[Source records]
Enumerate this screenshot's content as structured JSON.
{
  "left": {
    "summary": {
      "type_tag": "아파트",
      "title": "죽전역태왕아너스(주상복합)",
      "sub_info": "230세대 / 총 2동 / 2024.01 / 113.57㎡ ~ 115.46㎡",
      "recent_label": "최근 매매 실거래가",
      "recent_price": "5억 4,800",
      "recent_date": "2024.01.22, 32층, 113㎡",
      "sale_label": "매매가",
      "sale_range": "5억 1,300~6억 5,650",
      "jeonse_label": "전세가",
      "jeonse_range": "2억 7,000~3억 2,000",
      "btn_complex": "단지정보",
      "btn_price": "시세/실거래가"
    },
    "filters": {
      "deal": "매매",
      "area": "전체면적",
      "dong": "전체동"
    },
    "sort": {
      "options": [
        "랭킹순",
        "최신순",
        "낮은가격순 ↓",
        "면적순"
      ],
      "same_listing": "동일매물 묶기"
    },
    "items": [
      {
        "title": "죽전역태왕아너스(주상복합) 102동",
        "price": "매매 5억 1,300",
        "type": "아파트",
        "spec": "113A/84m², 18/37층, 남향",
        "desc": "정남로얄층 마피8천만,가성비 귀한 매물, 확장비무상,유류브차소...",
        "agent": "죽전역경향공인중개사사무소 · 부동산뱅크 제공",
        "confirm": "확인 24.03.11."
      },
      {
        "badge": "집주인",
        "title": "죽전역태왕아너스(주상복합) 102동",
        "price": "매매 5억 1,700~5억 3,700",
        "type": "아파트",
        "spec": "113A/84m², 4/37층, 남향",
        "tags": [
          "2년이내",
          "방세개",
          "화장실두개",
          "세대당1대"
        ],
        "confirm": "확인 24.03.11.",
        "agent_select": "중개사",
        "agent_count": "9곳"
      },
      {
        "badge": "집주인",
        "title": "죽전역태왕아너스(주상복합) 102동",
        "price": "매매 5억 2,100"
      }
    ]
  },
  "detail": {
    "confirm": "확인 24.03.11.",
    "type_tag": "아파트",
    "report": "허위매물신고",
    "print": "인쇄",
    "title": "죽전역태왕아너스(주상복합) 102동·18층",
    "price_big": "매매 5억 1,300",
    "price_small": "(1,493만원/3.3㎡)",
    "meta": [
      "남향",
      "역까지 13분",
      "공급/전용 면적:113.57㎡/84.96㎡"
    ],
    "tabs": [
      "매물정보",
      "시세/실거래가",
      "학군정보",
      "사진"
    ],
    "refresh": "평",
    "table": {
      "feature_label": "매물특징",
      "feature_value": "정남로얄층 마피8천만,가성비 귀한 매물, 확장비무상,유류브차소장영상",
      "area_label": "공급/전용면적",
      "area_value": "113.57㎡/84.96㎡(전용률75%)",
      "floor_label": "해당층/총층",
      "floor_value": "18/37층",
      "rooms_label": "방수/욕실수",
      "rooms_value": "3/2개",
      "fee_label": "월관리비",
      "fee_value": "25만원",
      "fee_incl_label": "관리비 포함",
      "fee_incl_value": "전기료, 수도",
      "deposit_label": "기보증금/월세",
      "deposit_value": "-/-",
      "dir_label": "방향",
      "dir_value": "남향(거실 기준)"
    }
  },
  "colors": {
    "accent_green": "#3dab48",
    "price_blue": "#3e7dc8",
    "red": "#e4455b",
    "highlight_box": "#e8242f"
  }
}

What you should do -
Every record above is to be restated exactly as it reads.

The completed task -
Enumerate this screenshot's content as structured JSON.
{
  "left": {
    "summary": {
      "type_tag": "아파트",
      "title": "죽전역태왕아너스(주상복합)",
      "sub_info": "230세대 / 총 2동 / 2024.01 / 113.57㎡ ~ 115.46㎡",
      "recent_label": "최근 매매 실거래가",
      "recent_price": "5억 4,800",
      "recent_date": "2024.01.22, 32층, 113㎡",
      "sale_label": "매매가",
      "sale_range": "5억 1,300~6억 5,650",
      "jeonse_label": "전세가",
      "jeonse_range": "2억 7,000~3억 2,000",
      "btn_complex": "단지정보",
      "btn_price": "시세/실거래가"
    },
    "filters": {
      "deal": "매매",
      "area": "전체면적",
      "dong": "전체동"
    },
    "sort": {
      "options": [
        "랭킹순",
        "최신순",
        "낮은가격순 ↓",
        "면적순"
      ],
      "same_listing": "동일매물 묶기"
    },
    "items": [
      {
        "title": "죽전역태왕아너스(주상복합) 102동",
        "price": "매매 5억 1,300",
        "type": "아파트",
        "spec": "113A/84m², 18/37층, 남향",
        "desc": "정남로얄층 마피8천만,가성비 귀한 매물, 확장비무상,유류브차소...",
        "agent": "죽전역경향공인중개사사무소 · 부동산뱅크 제공",
        "confirm": "확인 24.03.11."
      },
      {
        "badge": "집주인",
        "title": "죽전역태왕아너스(주상복합) 102동",
        "price": "매매 5억 1,700~5억 3,700",
        "type": "아파트",
        "spec": "113A/84m², 4/37층, 남향",
        "tags": [
          "2년이내",
          "방세개",
          "화장실두개",
          "세대당1대"
        ],
        "confirm": "확인 24.03.11.",
        "agent_select": "중개사",
        "agent_count": "9곳"
      },
      {
        "badge": "집주인",
        "title": "죽전역태왕아너스(주상복합) 102동",
        "price": "매매 5억 2,100"
      }
    ]
  },
  "detail": {
    "confirm": "확인 24.03.11.",
    "type_tag": "아파트",
    "report": "허위매물신고",
    "print": "인쇄",
    "title": "죽전역태왕아너스(주상복합) 102동·18층",
    "price_big": "매매 5억 1,300",
    "price_small": "(1,493만원/3.3㎡)",
    "meta": [
      "남향",
      "역까지 13분",
      "공급/전용 면적:113.57㎡/84.96㎡"
    ],
    "tabs": [
      "매물정보",
      "시세/실거래가",
      "학군정보",
      "사진"
    ],
    "refresh": "평",
    "table": {
      "feature_label": "매물특징",
      "feature_value": "정남로얄층 마피8천만,가성비 귀한 매물, 확장비무상,유류브차소장영상",
      "area_label": "공급/전용면적",
      "area_value": "113.57㎡/84.96㎡(전용률75%)",
      "floor_label": "해당층/총층",
      "floor_value": "18/37층",
      "rooms_label": "방수/욕실수",
      "rooms_value": "3/2개",
      "fee_label": "월관리비",
      "fee_value": "25만원",
      "fee_incl_label": "관리비 포함",
      "fee_incl_value": "전기료, 수도",
      "deposit_label": "기보증금/월세",
      "deposit_value": "-/-",
      "dir_label": "방향",
      "dir_value": "남향(거실 기준)"
    }
  },
  "colors": {
    "accent_green": "#3dab48",
    "price_blue": "#3e7dc8",
    "red": "#e4455b",
    "highlight_box": "#e8242f"
  }
}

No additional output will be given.